- Mini accounts typically offer very flexible leverage options, especially when compared to the other account types a broker offers.
- Mini accounts are often used by those that are learning to trade because they provide more control and help limit risk, and they are also beneficial to more experienced traders looking to test strategies and systems for these reasons.
- Since mini accounts do not require a large deposit, it won’t hurt your wallet as badly if you do blow your account, and you’ll be less likely to give up on trading thanks to the softened financial hit.
- A mini account is a great place to start as a beginner before working your way up to an account with a larger deposit requirement.

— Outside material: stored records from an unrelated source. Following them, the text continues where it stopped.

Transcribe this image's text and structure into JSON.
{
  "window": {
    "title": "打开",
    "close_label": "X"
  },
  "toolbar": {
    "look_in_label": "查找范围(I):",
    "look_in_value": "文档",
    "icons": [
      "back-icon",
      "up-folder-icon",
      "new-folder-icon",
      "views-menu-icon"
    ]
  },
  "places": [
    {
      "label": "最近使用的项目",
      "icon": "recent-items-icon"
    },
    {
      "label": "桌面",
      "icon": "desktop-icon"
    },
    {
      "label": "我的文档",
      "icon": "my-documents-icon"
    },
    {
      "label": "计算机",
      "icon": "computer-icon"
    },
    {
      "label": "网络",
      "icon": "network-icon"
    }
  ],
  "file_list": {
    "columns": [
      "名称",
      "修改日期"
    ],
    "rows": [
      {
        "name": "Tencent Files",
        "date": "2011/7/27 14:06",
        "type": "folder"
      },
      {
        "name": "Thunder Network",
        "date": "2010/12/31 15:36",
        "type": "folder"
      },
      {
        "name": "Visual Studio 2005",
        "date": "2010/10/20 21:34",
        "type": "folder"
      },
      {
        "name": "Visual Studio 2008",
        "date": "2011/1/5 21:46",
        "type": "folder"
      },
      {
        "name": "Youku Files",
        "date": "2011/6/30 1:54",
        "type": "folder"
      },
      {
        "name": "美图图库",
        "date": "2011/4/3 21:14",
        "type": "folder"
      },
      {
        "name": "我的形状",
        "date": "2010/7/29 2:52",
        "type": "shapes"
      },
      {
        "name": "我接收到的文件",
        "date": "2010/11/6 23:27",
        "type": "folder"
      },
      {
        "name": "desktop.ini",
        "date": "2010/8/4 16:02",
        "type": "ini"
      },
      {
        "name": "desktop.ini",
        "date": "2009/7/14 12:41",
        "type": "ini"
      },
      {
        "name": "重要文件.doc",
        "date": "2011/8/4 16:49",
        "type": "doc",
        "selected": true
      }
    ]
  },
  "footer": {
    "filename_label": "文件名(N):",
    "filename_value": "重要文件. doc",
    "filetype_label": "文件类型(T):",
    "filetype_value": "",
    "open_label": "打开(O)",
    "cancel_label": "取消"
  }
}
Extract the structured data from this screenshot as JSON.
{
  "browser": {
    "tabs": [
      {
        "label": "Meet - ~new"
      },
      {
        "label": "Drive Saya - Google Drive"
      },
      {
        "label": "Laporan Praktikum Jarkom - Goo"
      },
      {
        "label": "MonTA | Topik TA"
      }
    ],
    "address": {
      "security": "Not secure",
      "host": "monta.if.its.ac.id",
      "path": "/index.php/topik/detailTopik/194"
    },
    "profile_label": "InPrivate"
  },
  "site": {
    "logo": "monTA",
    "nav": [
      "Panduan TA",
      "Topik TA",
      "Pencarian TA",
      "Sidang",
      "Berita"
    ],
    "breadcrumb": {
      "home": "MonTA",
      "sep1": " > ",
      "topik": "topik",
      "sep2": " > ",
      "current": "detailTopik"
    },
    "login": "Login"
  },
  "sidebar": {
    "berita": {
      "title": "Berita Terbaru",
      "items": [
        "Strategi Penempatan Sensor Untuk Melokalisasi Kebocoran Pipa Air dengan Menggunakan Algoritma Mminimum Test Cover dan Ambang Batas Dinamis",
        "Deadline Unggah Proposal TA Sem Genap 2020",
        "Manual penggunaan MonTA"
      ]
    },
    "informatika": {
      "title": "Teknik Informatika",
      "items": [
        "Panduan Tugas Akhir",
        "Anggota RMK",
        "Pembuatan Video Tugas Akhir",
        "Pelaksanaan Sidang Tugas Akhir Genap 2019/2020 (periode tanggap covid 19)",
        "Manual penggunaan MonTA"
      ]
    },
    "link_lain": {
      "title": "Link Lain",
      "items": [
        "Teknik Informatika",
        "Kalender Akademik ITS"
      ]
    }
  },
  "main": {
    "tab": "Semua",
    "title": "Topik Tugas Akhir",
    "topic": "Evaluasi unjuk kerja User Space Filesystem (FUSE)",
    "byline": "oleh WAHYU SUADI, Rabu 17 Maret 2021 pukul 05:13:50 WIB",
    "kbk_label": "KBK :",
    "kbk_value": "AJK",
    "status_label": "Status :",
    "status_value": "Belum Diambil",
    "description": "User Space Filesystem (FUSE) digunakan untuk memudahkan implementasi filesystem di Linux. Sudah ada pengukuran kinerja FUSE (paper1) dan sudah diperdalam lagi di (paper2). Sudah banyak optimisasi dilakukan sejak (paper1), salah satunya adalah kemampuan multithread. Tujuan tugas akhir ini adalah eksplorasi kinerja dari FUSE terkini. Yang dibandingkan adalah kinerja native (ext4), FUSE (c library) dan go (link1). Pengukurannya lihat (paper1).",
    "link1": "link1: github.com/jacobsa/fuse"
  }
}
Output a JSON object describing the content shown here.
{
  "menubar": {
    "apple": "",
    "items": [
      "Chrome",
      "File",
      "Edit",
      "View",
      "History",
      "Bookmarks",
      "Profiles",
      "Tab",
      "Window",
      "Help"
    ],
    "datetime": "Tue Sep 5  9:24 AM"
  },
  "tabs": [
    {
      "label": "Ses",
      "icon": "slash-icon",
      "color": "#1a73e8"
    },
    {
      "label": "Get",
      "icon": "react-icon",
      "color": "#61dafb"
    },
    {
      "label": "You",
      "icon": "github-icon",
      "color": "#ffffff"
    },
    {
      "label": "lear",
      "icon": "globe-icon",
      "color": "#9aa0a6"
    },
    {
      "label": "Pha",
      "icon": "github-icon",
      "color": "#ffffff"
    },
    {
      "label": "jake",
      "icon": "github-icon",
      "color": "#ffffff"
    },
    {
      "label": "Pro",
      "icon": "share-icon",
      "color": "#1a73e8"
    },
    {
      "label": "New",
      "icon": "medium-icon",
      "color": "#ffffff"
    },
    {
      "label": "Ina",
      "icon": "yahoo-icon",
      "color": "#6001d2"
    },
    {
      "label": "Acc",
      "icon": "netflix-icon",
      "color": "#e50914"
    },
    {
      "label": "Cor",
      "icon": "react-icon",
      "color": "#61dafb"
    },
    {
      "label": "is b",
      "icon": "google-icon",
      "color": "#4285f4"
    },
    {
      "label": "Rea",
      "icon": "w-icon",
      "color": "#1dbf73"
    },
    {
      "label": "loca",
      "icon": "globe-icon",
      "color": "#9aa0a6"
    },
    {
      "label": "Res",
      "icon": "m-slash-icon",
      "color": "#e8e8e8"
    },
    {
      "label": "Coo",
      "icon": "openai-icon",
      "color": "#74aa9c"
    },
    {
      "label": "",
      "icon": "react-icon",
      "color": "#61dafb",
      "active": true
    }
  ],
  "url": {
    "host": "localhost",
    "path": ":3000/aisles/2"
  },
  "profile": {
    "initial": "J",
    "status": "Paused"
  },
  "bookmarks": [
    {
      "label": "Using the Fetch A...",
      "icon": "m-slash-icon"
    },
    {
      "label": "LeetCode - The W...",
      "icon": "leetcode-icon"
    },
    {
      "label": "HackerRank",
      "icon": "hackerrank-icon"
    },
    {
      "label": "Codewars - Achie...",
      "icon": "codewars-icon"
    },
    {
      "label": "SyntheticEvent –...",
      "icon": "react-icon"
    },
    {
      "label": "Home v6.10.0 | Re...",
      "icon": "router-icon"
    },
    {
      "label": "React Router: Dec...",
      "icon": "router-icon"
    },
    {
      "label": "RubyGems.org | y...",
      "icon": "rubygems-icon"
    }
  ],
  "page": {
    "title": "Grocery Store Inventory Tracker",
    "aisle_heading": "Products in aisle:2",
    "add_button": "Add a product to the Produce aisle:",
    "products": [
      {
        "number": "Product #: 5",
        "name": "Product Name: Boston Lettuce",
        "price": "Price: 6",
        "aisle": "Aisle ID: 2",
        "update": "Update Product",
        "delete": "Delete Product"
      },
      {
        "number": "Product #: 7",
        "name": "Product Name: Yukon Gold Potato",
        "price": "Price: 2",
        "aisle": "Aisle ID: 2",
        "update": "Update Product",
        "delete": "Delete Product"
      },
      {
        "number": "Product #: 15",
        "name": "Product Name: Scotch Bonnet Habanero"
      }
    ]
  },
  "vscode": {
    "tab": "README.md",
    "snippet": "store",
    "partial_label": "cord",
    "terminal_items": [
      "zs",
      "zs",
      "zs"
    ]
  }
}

- Most brokers charge higher spreads and commission fees on their mini accounts, with better offers on their accounts that require larger deposits. This is understandable, but traders need to be aware that 1.5 pips is an average spread on the pair EURUSD. Some mini accounts we’ve seen list a spread more than twice that for the pair.
- Mini account holders don’t usually get as many benefits as higher account holders through a broker. This means you might miss out on the chance to receive bonuses, you might not get an account manager where other accounts do, etc.
- While you’re risking less when trading on a mini account, you’re also more likely to make less profits. This makes mini accounts less attractive to those that want to trade forex for a living, or anyone that has big goals they are trying to meet.
- Mini accounts are more limited when it comes to the maximum allowed trade size, however, many beginners aren’t affected by this.
The Bottom Line
Forex mini accounts are great for beginners and can even be useful to more experienced traders that are looking to test strategies and systems. In addition to offering low entry barriers, these accounts help traders to manage their risk and take more control of their trades with flexible leverage options and less financial risk. On the downside, you might wind up paying higher fees on your mini account and missing out on some extra perks offered by your broker, like bonuses, promotional offers, etc. You will also be restricted to smaller maximum trade sizes and to make a smaller amount of money than you would on a more substantial account type. Still, a mini account is a great place to start before working your way up to another account type.